[[ Provided material open ]]

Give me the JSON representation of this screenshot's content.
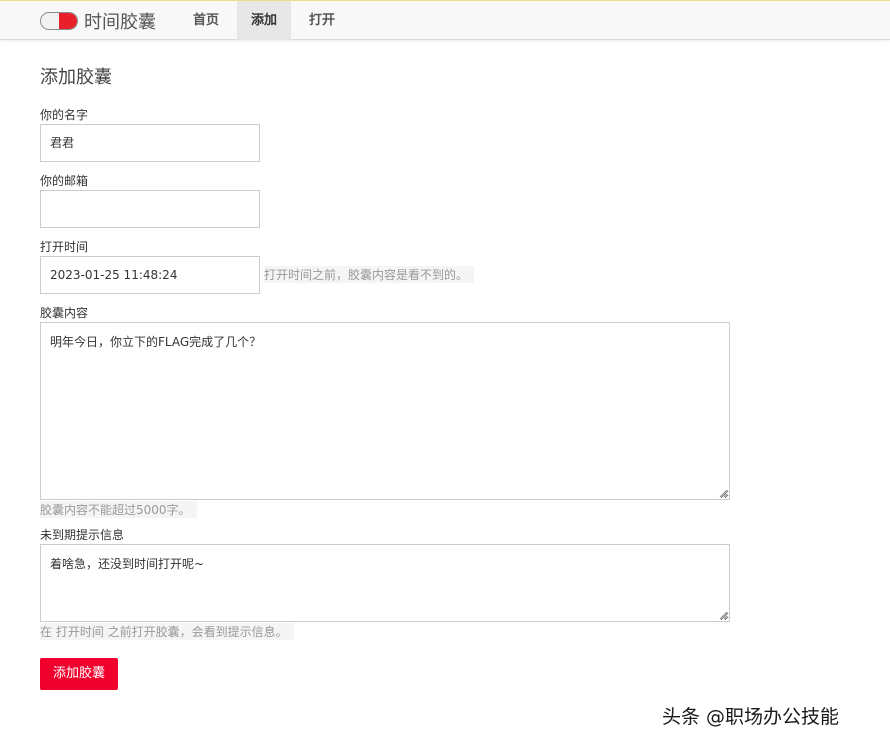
{
  "nav": {
    "brand": "时间胶囊",
    "items": [
      {
        "label": "首页",
        "active": false
      },
      {
        "label": "添加",
        "active": true
      },
      {
        "label": "打开",
        "active": false
      }
    ],
    "colors": {
      "capsule_red": "#e8202c",
      "active_bg": "#e7e7e7"
    }
  },
  "form": {
    "title": "添加胶囊",
    "name": {
      "label": "你的名字",
      "value": "君君"
    },
    "email": {
      "label": "你的邮箱",
      "value": ""
    },
    "open_time": {
      "label": "打开时间",
      "value": "2023-01-25 11:48:24",
      "hint": "打开时间之前，胶囊内容是看不到的。"
    },
    "content": {
      "label": "胶囊内容",
      "value": "明年今日，你立下的FLAG完成了几个？",
      "hint": "胶囊内容不能超过5000字。"
    },
    "premature_msg": {
      "label": "未到期提示信息",
      "value": "着啥急，还没到时间打开呢~",
      "hint": "在 打开时间 之前打开胶囊，会看到提示信息。"
    },
    "submit_label": "添加胶囊",
    "submit_color": "#f0002d"
  },
  "watermark": "头条 @职场办公技能"
}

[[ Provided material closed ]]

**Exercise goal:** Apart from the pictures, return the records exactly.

**Output for this task:**
Give me the JSON representation of this screenshot's content.
{
  "nav": {
    "brand": "时间胶囊",
    "items": [
      {
        "label": "首页",
        "active": false
      },
      {
        "label": "添加",
        "active": true
      },
      {
        "label": "打开",
        "active": false
      }
    ],
    "colors": {
      "capsule_red": "#e8202c",
      "active_bg": "#e7e7e7"
    }
  },
  "form": {
    "title": "添加胶囊",
    "name": {
      "label": "你的名字",
      "value": "君君"
    },
    "email": {
      "label": "你的邮箱",
      "value": ""
    },
    "open_time": {
      "label": "打开时间",
      "value": "2023-01-25 11:48:24",
      "hint": "打开时间之前，胶囊内容是看不到的。"
    },
    "content": {
      "label": "胶囊内容",
      "value": "明年今日，你立下的FLAG完成了几个？",
      "hint": "胶囊内容不能超过5000字。"
    },
    "premature_msg": {
      "label": "未到期提示信息",
      "value": "着啥急，还没到时间打开呢~",
      "hint": "在 打开时间 之前打开胶囊，会看到提示信息。"
    },
    "submit_label": "添加胶囊",
    "submit_color": "#f0002d"
  },
  "watermark": "头条 @职场办公技能"
}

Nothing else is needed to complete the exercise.